The School of Languages and Cultures is a key hub for scholarly engagement with languages and cultures throughout the world. The demand for graduates with high levels of proficiency in key world and regional languages and advanced cultural knowledge is on the rise.

In order to better understand the future employment conditions that will affect young people, The Foundation for Young Australians recently published a report on “The New Work Order”. The report reveals the skills the workforce of the future will need to possess, and how drastically this has changed from an economy previously dominated by manufacturing and manual tasks, bound by a mindset of having one career for life.

Amongst key areas such as digital literacy and problem solving skills, the report emphasizes language proficiency.
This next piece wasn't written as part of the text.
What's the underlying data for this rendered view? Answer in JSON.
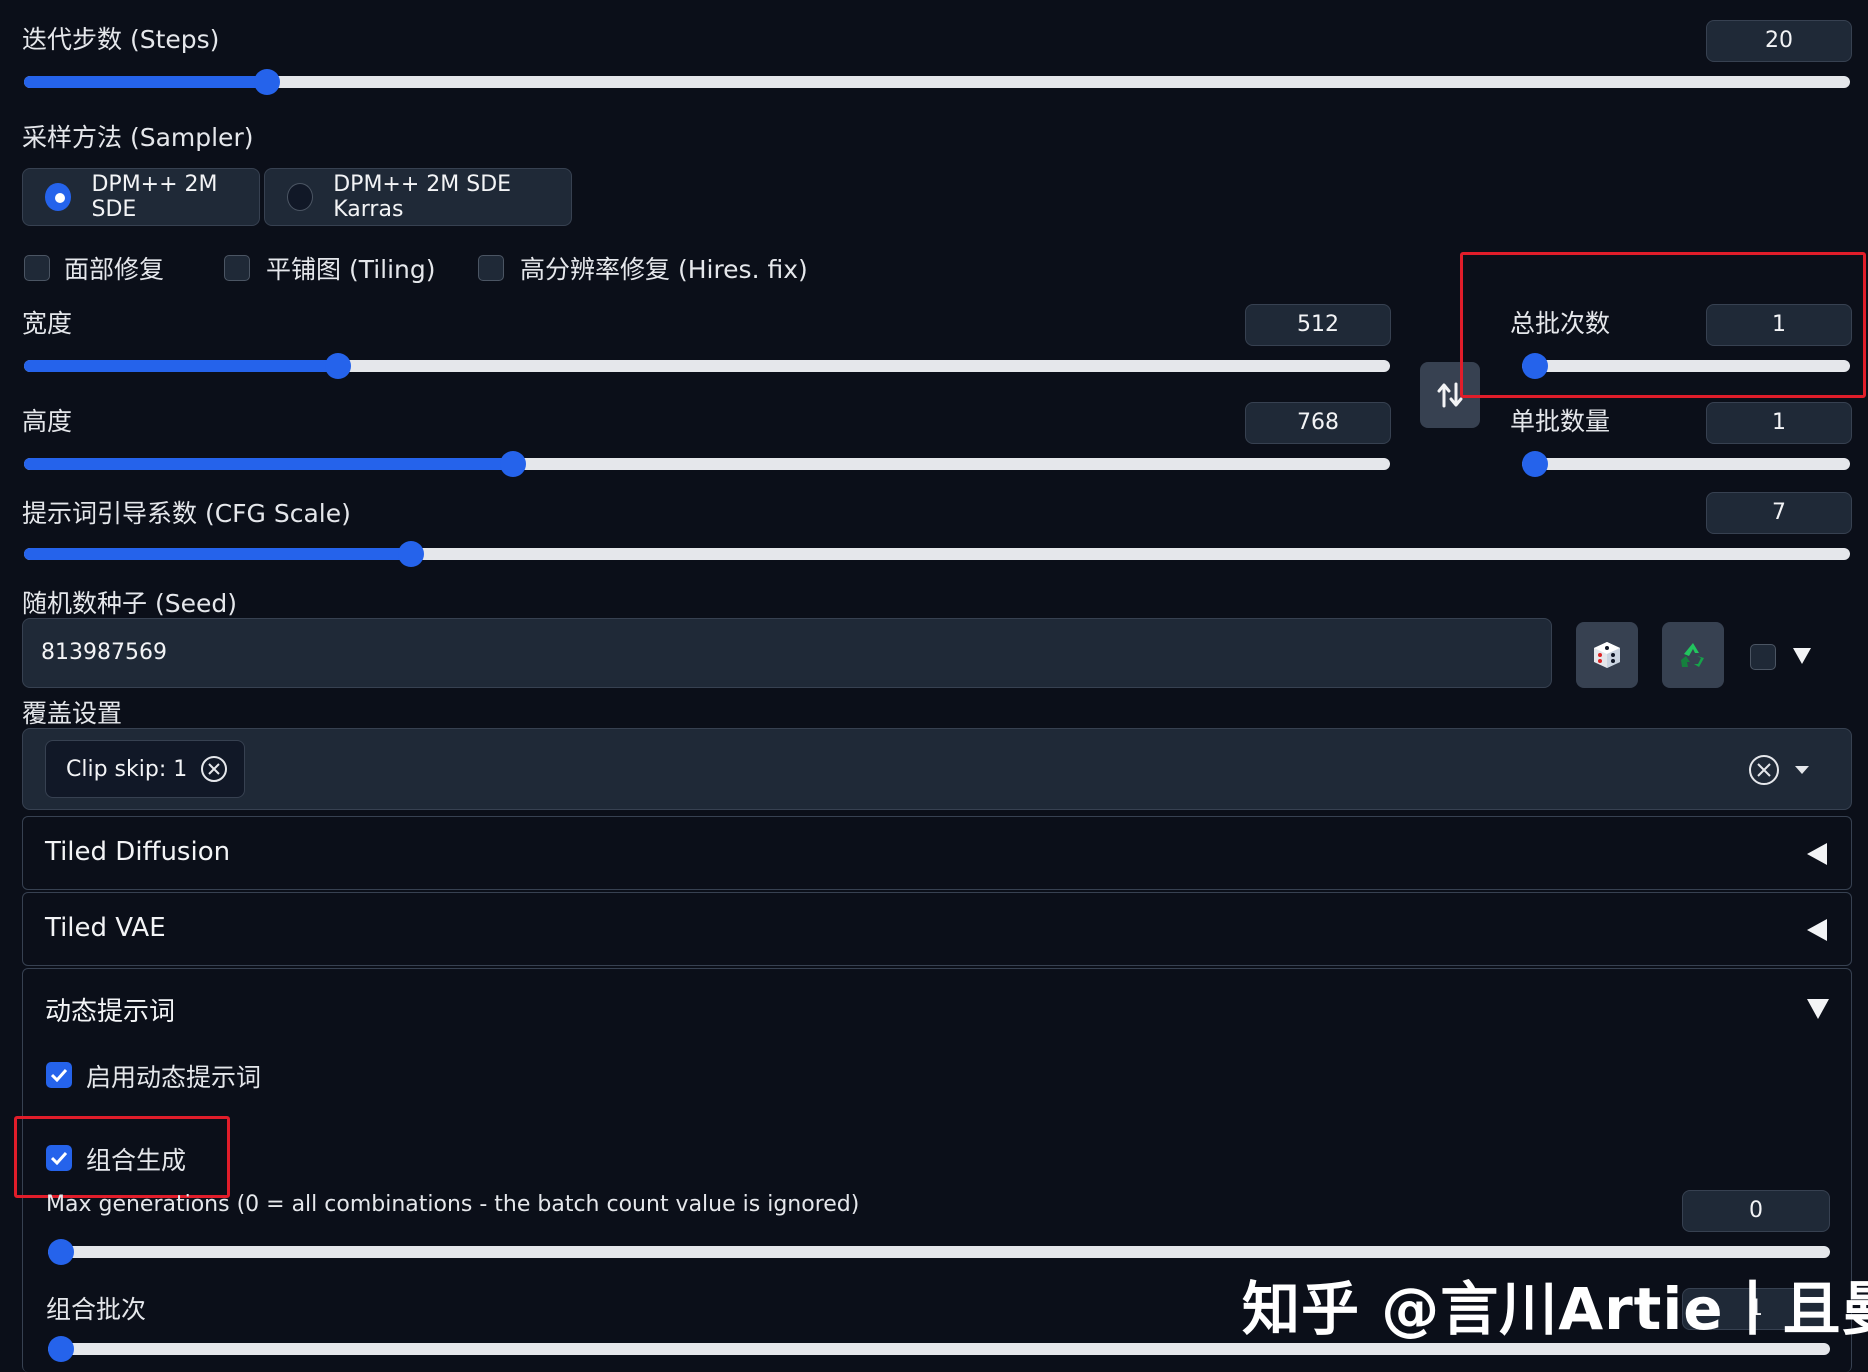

Advertisements for jobs requiring bilingual skills grew by 181% from 2012 to 2015. In other words, they almost tripled. In presenting the findings of this report at the 2017 Myriad Conference in Brisbane, FYA’s CEO Jan Owen stated that initially this figure was a surprise, however with further consideration it made total sense. She went on to say that, considering the low rate of high school students graduating with a second language, this increase in demand for bilingual candidates was concerning.

Exacerbated by the march of globalisation, markets across the globe are all finding language related challenges, and often in surprising places. In The Conversation, Gabrielle Hogan-Brun (Senior Research Fellow, University of Bristol) argues that “Brexit is a wake-up call for a strategic languages policy in the UK” after studies show losses of approximately £50bn due to lack of not just language skills, but also cultural awareness. In planning for hosting the 2020 Olympic Games, teachers in Japan are turning to classic BBC comedies such as Fawlty Towers and Red Dwarf as examples of English conversation, following fears that current English speaking levels are insufficient to support the expected influx of professional and recreational travellers.

The work and achievements of staff and students in the School of Languages and Cultures reported in this current edition of In Focus attests to their depth of engagement with these issues, and with the world at large. I invite you to read on and discover more about the exciting ways in which the School is advancing understanding and scholarship of languages around the world.


Professor Michael Haugh

Head of School